• Exercise instructions: What you return should be the lines of the data containing "title", each in full.
'''
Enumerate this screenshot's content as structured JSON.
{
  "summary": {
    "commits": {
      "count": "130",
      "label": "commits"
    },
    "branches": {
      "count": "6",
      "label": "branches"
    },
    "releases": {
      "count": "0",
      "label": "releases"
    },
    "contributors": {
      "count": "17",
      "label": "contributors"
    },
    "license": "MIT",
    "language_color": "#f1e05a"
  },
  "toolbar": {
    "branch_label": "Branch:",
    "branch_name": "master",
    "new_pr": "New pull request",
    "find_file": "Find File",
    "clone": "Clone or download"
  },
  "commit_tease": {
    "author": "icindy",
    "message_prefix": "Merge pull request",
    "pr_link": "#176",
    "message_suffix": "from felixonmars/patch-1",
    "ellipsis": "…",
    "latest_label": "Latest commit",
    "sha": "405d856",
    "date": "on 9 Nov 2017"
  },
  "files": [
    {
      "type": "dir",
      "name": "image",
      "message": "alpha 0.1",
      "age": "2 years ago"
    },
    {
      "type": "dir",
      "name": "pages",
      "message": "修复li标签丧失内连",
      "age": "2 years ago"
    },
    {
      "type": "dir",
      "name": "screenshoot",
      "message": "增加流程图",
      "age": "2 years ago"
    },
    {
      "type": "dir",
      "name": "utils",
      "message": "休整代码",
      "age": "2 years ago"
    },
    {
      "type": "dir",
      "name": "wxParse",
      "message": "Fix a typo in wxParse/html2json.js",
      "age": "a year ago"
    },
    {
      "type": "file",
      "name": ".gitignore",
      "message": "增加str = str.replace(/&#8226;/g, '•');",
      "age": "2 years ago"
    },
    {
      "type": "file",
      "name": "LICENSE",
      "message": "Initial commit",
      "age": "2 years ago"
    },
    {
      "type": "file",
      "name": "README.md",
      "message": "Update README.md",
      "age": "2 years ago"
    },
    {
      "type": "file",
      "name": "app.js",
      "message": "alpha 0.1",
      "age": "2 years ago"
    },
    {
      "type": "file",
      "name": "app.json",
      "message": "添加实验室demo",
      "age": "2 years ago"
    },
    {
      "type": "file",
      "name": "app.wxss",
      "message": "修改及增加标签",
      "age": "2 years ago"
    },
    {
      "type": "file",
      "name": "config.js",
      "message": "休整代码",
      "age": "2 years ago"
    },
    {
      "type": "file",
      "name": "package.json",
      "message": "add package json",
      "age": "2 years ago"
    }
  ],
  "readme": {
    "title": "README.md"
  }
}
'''
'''
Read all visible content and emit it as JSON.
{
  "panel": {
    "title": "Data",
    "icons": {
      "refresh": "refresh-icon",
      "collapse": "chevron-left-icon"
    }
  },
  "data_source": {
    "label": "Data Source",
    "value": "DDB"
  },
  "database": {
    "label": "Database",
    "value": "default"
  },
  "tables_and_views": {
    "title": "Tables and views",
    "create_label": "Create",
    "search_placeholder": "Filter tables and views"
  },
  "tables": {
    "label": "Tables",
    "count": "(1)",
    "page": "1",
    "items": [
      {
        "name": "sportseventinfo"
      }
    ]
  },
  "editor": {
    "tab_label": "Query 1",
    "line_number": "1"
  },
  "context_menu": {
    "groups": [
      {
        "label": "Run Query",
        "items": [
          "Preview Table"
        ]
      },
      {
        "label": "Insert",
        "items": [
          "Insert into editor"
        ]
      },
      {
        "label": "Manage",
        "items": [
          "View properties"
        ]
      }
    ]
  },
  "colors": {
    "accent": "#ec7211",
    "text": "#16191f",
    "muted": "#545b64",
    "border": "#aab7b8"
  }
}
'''
• Your solution:
    "title": "README.md"
    "title": "Data",
    "title": "Tables and views",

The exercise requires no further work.